There are many reasons why tea sets hold such a special place in our hearts; maybe the tea set is a family heirloom, handed down from generation to generation. Maybe it’s the delicate nature of tea sets that make them so precious. Whatever your reason may be, there’s one thing that’s certain: tea sets sure are beautiful! Check out some of our favorite reader-submitted tea sets and accessories below, and share your photos too! We’d love to see your collections.
from: Carol Raggio: “A tea set, from my Grandmother. Royal Vienna from Bavaria.”

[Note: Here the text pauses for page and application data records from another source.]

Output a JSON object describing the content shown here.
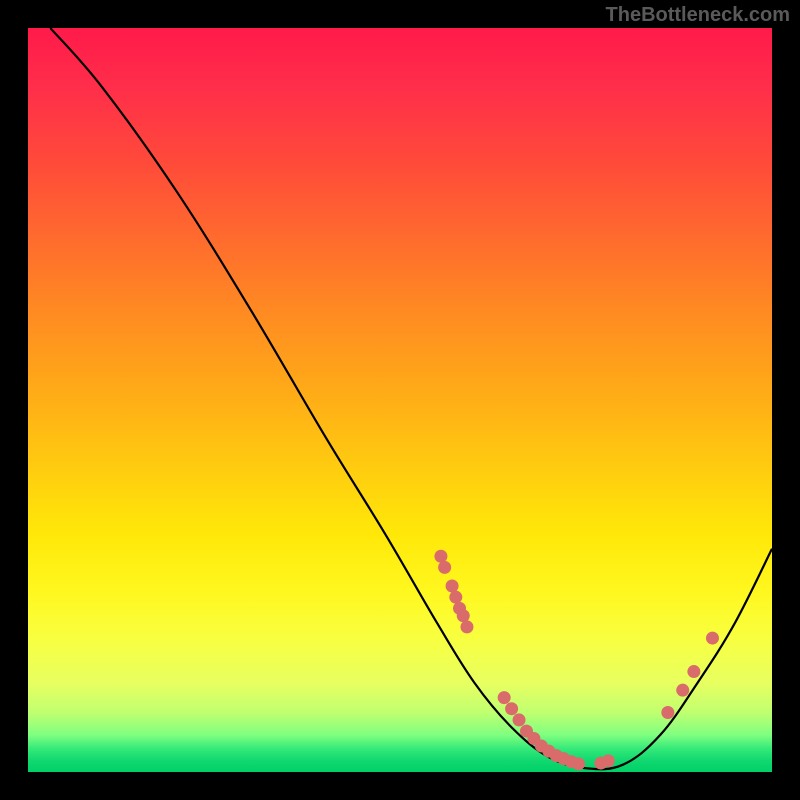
{
  "watermark": "TheBottleneck.com",
  "chart_data": {
    "type": "line",
    "title": "",
    "xlabel": "",
    "ylabel": "",
    "xlim": [
      0,
      100
    ],
    "ylim": [
      0,
      100
    ],
    "curve": [
      {
        "x": 3,
        "y": 100
      },
      {
        "x": 10,
        "y": 92
      },
      {
        "x": 20,
        "y": 78
      },
      {
        "x": 30,
        "y": 62
      },
      {
        "x": 40,
        "y": 45
      },
      {
        "x": 48,
        "y": 32
      },
      {
        "x": 55,
        "y": 20
      },
      {
        "x": 60,
        "y": 12
      },
      {
        "x": 65,
        "y": 6
      },
      {
        "x": 70,
        "y": 2
      },
      {
        "x": 75,
        "y": 0.5
      },
      {
        "x": 80,
        "y": 1
      },
      {
        "x": 85,
        "y": 5
      },
      {
        "x": 90,
        "y": 12
      },
      {
        "x": 95,
        "y": 20
      },
      {
        "x": 100,
        "y": 30
      }
    ],
    "points": [
      {
        "x": 55.5,
        "y": 29
      },
      {
        "x": 56,
        "y": 27.5
      },
      {
        "x": 57,
        "y": 25
      },
      {
        "x": 57.5,
        "y": 23.5
      },
      {
        "x": 58,
        "y": 22
      },
      {
        "x": 58.5,
        "y": 21
      },
      {
        "x": 59,
        "y": 19.5
      },
      {
        "x": 64,
        "y": 10
      },
      {
        "x": 65,
        "y": 8.5
      },
      {
        "x": 66,
        "y": 7
      },
      {
        "x": 67,
        "y": 5.5
      },
      {
        "x": 68,
        "y": 4.5
      },
      {
        "x": 69,
        "y": 3.5
      },
      {
        "x": 70,
        "y": 2.8
      },
      {
        "x": 71,
        "y": 2.2
      },
      {
        "x": 72,
        "y": 1.8
      },
      {
        "x": 73,
        "y": 1.4
      },
      {
        "x": 74,
        "y": 1.1
      },
      {
        "x": 77,
        "y": 1.2
      },
      {
        "x": 78,
        "y": 1.5
      },
      {
        "x": 86,
        "y": 8
      },
      {
        "x": 88,
        "y": 11
      },
      {
        "x": 89.5,
        "y": 13.5
      },
      {
        "x": 92,
        "y": 18
      }
    ],
    "colors": {
      "curve": "#000000",
      "dots": "#d96b6b",
      "gradient_top": "#ff1a4a",
      "gradient_bottom": "#00d068"
    }
  }
}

from: Anne Drexl: “Can anyone help with any info about this Japanese tea pot that I bought at a garage sale please”
from: Pascale Hardy: “My childhood china tea set with traditional pattern of Brittany, France! They don’t make tea set like that anymore!”
from: Sarah Ashley: “You all are great! Can anyone provide info on this tea kettle? Appears to be peacock or ostrich. Enamelware. Marked on bottom. Thanks!”
from: Cecile Erlendson: “My mother-in-law inherited this tea set including bread and butter plates from her mother who received it as wedding gift many years ago. There are no markings on it.”
from: Terry Carney: “Anyone know anything about my handpainted tea set?”
from: Cheryl Gross-Whitaker: “My great grandmothers wedding dishes. 12 piece set with everything from tea cups to serving dishes. Somewhere around 1914”
from: Kay Sanders: “In the 50yrs that I have been collecting antiques..I have always desired a tea caddy. Last week I left a very modest bid on this one..and I won it with a lower bid than I left. While it’s not the most fancy and has some dings..IT IS MINE!”
from: Jennifer Hoban: “I’m stunned! The teapot is circa 1800-1810, most likely Coalport. The tea bowls and saucers are circa 1830 Enoch Wood & Sons, pearlware glaze. I got all 3 for a grand total of $45.05! The only thing “wrong” with the pot is the broken spout, but someone did take the time decades ago to have a custom metal German replacement made. I’m just floored that I got these for so little money!”
from: Suzanne Berry Hendricks Jepson: “This porcelain teapot has a matching sugar and creamer, but no markings or identification. The set belonged to my Nana, passed down to me from my Mom who is 94 yrs young. Any idea of maker or value, other than priceless to me?”
Why The Honeymooners Apartment Was So Bare: Click “Next Page” below!